Fill the shaker with cubed ice. Don’t use crushed ice, as it will add too much dilution to the cocktail. Shake really hard for 15-20 seconds and get that cocktail so cold that you can barely stand to touch the metal shaker.
Double-strain the cocktail through a fine mesh strainer to remove all the fruit pulp, seeds, and ice shards.
You can serve this cocktail straight up (without ice) in a coupe, or over ice in an Old Fashioned glass.
Garnish with a lemon wheel, Luxardo cherries, or nothing at all. The garnish in this cocktail is more decoration than ingredient.
I like to really taste the whiskey in my Whiskey Sour, so I used my 3:3:8 Home Cocktail Craft Ratio. If you want to mute the whiskey a little more, or change the balance of sweet and sour, experiment with the other Golden Ratios for sour cocktails.
Is there egg white in a Whiskey Sour?
In the classic recipe, no – there is no egg white in a Whiskey Sour.
However, in the 1920s, European bartenders began adding egg whites to sour cocktails to create a creamier texture and the signature white foam on top. This practice was adopted by American bartenders who fled to Europe during prohibition, and brought back to post-prohibition America in the 1930s.
It was not universal, however. In the 1948 classic, The Fine Art of Mixing Drinks, David Embury presents a Whiskey Sour recipe and ten variations, only one of which uses egg whites – and then only 1/2 an egg white per drink.

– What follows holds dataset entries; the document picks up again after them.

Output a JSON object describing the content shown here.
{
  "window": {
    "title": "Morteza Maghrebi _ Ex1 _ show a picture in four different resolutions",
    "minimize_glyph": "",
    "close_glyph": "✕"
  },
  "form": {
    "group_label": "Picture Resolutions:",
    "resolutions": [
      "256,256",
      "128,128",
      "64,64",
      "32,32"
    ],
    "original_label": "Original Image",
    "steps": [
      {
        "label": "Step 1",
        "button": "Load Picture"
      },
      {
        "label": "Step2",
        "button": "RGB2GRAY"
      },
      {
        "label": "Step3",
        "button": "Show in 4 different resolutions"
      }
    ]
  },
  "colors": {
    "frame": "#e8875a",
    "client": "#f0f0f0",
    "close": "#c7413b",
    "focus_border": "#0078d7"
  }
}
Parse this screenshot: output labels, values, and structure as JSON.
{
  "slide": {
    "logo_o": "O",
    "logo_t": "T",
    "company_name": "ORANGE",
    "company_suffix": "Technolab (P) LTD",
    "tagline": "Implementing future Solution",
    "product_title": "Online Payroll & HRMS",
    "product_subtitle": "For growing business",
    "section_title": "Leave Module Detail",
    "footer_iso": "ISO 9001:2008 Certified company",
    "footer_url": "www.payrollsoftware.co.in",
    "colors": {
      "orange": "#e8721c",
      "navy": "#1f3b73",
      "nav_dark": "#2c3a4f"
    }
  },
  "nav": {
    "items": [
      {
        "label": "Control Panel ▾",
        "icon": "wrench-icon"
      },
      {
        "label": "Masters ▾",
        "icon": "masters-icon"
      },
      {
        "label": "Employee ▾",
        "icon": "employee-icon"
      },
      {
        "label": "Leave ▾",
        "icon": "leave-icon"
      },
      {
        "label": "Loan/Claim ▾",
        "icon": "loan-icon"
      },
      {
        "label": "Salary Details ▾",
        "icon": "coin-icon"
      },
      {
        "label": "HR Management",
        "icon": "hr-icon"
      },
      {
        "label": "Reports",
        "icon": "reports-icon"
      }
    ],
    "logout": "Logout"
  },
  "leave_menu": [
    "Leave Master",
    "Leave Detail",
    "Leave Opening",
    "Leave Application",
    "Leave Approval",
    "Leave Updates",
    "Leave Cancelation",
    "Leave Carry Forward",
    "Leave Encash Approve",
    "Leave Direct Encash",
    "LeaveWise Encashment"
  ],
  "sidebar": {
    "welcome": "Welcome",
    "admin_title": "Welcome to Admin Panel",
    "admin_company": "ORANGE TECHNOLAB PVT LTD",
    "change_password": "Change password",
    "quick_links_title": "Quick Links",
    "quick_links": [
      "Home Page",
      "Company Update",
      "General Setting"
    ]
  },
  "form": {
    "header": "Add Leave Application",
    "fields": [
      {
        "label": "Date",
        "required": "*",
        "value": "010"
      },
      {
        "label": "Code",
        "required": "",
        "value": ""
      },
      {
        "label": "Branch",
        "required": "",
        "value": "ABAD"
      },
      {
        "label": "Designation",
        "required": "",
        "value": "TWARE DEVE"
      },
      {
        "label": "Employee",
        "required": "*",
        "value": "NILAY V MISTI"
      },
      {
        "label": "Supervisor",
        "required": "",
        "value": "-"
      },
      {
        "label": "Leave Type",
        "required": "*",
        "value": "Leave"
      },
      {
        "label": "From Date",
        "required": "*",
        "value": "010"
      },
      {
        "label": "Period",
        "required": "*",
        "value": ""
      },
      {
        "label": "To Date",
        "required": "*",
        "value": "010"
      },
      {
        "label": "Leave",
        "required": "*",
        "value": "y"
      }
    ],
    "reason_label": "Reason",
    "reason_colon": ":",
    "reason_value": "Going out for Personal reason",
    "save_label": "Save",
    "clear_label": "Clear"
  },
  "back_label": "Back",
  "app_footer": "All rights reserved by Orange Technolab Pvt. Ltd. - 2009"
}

The egg white sour is popular – almost ubiquitous – on Instagram and Pinterest because it looks amazing in pictures. We love the look of layered cocktails, and the egg white foam gives a beautiful appearance and acts as a palette for balancing flowers or drawing hearts with bitters. However, looks are only part of the enjoyment of a cocktail. Texture and taste are much more important.
Add egg white if you enjoy drinking it. Leave it out if you don’t.
Best Whiskey for a Whiskey Sour
If you’ve read the blog before, you probably know what I’m going to say here. The best whiskey is the one you like to drink.
If you don’t know what you like, most people prefer the sweeter taste of bourbon to the spicier notes of rye whiskey. Here are a few major brands of bourbon that I recommend: Old Forrester, Four Roses (especially the Small Batch), Buffalo Trace, and Bulleit Frontier Whiskey.
Need a Cocktail Shaker?
If you’re in a pinch, you can use anything with a lid as a cocktail shaker. Surely you have a mason jar, Thermos, or travel mug in the kitchen. If you’re really desperate, you could use tupperware!
If you want to upgrade to a pro-level shaker, check out the Barfly weighted tins. I got the stainless steel finish because it’s dishwasher safe.